• Requirement: Lines with the word "data": copy all of them from the entries below.

********************

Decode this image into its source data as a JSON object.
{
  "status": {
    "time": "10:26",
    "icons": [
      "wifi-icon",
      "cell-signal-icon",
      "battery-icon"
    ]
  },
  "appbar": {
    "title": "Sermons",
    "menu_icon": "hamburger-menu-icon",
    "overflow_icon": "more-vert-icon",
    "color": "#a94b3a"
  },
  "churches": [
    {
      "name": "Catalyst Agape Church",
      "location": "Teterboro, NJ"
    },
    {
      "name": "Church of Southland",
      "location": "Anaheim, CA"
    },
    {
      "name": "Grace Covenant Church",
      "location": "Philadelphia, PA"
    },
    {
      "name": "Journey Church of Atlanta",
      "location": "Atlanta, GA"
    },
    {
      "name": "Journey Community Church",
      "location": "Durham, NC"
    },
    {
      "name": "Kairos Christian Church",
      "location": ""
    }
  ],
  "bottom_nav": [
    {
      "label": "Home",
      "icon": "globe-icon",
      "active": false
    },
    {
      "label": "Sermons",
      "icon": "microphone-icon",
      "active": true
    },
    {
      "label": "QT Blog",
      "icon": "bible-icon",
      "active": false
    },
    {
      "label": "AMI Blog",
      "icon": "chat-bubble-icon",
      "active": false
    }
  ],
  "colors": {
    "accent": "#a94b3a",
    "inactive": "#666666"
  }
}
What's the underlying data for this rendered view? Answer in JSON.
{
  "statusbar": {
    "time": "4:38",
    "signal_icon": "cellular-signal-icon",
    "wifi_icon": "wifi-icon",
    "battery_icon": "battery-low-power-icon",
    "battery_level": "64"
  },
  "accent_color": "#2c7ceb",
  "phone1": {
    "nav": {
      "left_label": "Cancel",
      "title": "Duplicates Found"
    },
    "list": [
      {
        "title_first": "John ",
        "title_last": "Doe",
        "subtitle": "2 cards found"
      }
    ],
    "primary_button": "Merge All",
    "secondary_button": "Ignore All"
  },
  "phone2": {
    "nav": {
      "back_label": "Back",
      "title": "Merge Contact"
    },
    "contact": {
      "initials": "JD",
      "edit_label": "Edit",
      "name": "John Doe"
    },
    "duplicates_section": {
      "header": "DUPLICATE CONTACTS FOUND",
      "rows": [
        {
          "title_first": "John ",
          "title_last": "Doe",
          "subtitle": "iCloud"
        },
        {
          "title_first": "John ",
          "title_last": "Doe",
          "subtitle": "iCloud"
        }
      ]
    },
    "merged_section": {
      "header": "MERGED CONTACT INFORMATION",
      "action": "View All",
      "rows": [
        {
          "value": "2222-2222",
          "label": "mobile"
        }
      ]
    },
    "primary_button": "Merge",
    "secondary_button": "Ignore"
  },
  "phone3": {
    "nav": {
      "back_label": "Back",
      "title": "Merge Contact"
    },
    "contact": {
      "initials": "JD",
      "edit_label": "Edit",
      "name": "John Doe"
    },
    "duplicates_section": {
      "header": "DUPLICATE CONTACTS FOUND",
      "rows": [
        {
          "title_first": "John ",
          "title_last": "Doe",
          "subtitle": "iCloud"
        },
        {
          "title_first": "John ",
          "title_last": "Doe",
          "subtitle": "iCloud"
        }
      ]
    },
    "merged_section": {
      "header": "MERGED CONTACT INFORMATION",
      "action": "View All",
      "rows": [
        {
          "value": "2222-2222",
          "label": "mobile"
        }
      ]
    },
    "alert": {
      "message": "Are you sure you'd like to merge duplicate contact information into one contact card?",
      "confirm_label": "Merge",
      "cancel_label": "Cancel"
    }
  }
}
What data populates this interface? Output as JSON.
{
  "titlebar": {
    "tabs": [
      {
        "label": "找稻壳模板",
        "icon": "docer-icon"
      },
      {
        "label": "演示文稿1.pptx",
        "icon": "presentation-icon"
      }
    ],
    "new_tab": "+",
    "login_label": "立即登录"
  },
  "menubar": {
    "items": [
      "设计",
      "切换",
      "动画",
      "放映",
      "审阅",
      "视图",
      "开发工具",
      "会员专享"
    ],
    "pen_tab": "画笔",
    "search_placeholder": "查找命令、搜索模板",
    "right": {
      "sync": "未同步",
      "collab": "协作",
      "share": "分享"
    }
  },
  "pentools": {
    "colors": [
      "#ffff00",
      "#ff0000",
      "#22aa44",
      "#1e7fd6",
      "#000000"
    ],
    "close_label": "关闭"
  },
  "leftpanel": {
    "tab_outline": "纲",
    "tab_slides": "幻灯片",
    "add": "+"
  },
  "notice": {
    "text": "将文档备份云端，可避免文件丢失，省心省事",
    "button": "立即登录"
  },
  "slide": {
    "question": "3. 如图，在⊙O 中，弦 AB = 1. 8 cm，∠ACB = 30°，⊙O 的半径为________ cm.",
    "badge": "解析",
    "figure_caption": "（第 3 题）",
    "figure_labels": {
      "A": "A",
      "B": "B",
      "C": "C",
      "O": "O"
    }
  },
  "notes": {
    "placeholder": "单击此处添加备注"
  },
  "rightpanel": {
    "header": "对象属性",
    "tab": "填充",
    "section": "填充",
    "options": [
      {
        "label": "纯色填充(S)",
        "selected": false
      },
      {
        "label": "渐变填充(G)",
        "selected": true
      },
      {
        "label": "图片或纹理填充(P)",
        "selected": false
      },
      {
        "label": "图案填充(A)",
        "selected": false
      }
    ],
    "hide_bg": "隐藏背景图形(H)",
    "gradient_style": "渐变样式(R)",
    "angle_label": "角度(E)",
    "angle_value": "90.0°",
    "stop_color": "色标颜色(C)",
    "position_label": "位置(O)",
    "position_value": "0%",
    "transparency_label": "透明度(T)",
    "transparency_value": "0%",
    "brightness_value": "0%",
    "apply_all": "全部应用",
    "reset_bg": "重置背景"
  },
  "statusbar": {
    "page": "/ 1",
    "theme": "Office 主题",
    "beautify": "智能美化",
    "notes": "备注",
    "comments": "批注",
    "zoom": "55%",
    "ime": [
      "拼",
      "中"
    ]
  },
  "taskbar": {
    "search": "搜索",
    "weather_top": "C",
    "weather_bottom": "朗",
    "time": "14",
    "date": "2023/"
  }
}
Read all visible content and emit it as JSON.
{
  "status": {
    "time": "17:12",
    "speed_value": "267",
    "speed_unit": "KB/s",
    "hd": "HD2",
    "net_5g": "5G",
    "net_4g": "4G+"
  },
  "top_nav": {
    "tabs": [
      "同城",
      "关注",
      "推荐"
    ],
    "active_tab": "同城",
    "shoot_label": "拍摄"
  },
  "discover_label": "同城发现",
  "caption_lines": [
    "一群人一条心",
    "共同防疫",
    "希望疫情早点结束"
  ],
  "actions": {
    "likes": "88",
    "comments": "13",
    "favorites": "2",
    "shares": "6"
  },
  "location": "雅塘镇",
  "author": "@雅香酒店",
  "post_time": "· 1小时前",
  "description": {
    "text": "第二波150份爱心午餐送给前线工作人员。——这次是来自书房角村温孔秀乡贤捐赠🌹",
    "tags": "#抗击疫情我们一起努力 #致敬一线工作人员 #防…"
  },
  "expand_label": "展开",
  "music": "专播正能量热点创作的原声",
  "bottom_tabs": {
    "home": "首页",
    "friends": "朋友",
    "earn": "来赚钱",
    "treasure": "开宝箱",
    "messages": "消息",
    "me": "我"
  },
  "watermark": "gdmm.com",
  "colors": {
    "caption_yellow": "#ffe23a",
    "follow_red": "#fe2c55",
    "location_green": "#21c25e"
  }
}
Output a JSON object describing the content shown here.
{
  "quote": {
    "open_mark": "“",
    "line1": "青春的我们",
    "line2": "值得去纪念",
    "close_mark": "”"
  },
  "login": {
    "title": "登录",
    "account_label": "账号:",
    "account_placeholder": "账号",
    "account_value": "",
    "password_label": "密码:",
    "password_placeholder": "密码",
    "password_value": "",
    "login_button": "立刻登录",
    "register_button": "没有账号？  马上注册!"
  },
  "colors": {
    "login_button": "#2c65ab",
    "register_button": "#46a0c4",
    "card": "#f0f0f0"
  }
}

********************

• Solution to this problem:
Decode this image into its source data as a JSON object.
What's the underlying data for this rendered view? Answer in JSON.
What data populates this interface? Output as JSON.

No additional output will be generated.